| Installations in buildings|
used for public gatherings,
where protection against
the risks of fire and panic
| According to the type of establishment and its capacity for receiving the public || From one to |
|Residential||According to local regulation|
Fig A3: Frequency of check-tests commonly recommended for an electrical installation
Conformity (with standards and specifications) of equipment used in the installation
|Conformity of equipment with the relevant standards can be attested in several ways|
Attestation of conformity
The conformity of equipment with the relevant standards can be attested:
- By an official mark of conformity granted by the certification body concerned, or
- By a certificate of conformity issued by a certification body, or
- By a declaration of conformity from the manufacturer

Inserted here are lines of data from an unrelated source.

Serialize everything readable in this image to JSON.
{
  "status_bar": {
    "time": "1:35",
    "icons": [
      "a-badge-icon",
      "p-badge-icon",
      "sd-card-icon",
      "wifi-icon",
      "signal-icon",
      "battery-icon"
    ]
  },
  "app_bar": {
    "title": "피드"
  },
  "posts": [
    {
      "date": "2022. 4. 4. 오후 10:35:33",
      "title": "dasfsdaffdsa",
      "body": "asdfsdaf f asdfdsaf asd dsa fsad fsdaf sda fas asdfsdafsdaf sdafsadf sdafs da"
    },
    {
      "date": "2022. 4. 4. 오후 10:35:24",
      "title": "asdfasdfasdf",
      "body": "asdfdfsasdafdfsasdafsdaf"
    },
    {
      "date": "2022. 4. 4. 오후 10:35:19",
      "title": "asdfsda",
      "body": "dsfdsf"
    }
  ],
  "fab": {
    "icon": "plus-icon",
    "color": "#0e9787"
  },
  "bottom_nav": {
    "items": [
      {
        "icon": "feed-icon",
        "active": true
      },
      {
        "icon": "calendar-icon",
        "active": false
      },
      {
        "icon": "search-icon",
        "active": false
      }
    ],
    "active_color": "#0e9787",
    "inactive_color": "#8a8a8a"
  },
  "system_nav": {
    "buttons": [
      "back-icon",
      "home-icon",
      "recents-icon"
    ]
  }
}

- The first two solutions are generally not available for high voltage equipment.
Declaration of conformity
Where the equipment is to be used by skilled or instructed persons, the manufacturer’s declaration of conformity (included in the technical documentation), is generally recognized as a valid attestation. Where the competence of the manufacturer is in doubt, a certificate of conformity can reinforce the manufacturer’s declaration.
Note: CE marking
In Europe, the European directives require the manufacturer or his authorized representative to affix the CE marking on his own responsibility. It means that:
- The product meets the legal requirements
- It is presumed to be marketable in Europe
The CE marking is neither a mark of origin nor a mark of conformity.
Mark of conformity
Marks of conformity are affixed on appliances and equipment generally used by ordinary non instructed people (e.g in the field of domestic appliances). A mark of conformity is delivered by certification body if the equipment meet the requirements from an applicable standard and after verification of the manufacturer’s quality management system.
Certification of Quality
The standards define several methods of quality assurance which correspond to different situations rather than to different levels of quality.
A laboratory for testing samples cannot certify the conformity of an entire production run: these tests are called type tests. In some tests for conformity to standards, the samples are destroyed (tests on fuses, for example).
Only the manufacturer can certify that the fabricated products have, in fact, the characteristics stated.
Quality assurance certification is intended to complete the initial declaration or certification of conformity.
As proof that all the necessary measures have been taken for assuring the quality of production, the manufacturer obtains certification of the quality control system which monitors the fabrication of the product concerned. These certificates are issued by organizations specializing in quality control, and are based on the international standard ISO 9001: 2000.
These standards define three model systems of quality assurance control corresponding to different situations rather than to different levels of quality:
- Model 3 defines assurance of quality by inspection and checking of final products.
- Model 2 includes, in addition to checking of the final product, verification of the manufacturing process. For example, this method is applied, to the manufacturer of fuses where performance characteristics cannot be checked without destroying the fuse.
- Model 1 corresponds to model 2, but with the additional requirement that the quality of the design process must be rigorously scrutinized; for example, where it is not intended to fabricate and test a prototype (case of a custom-built product made to specification).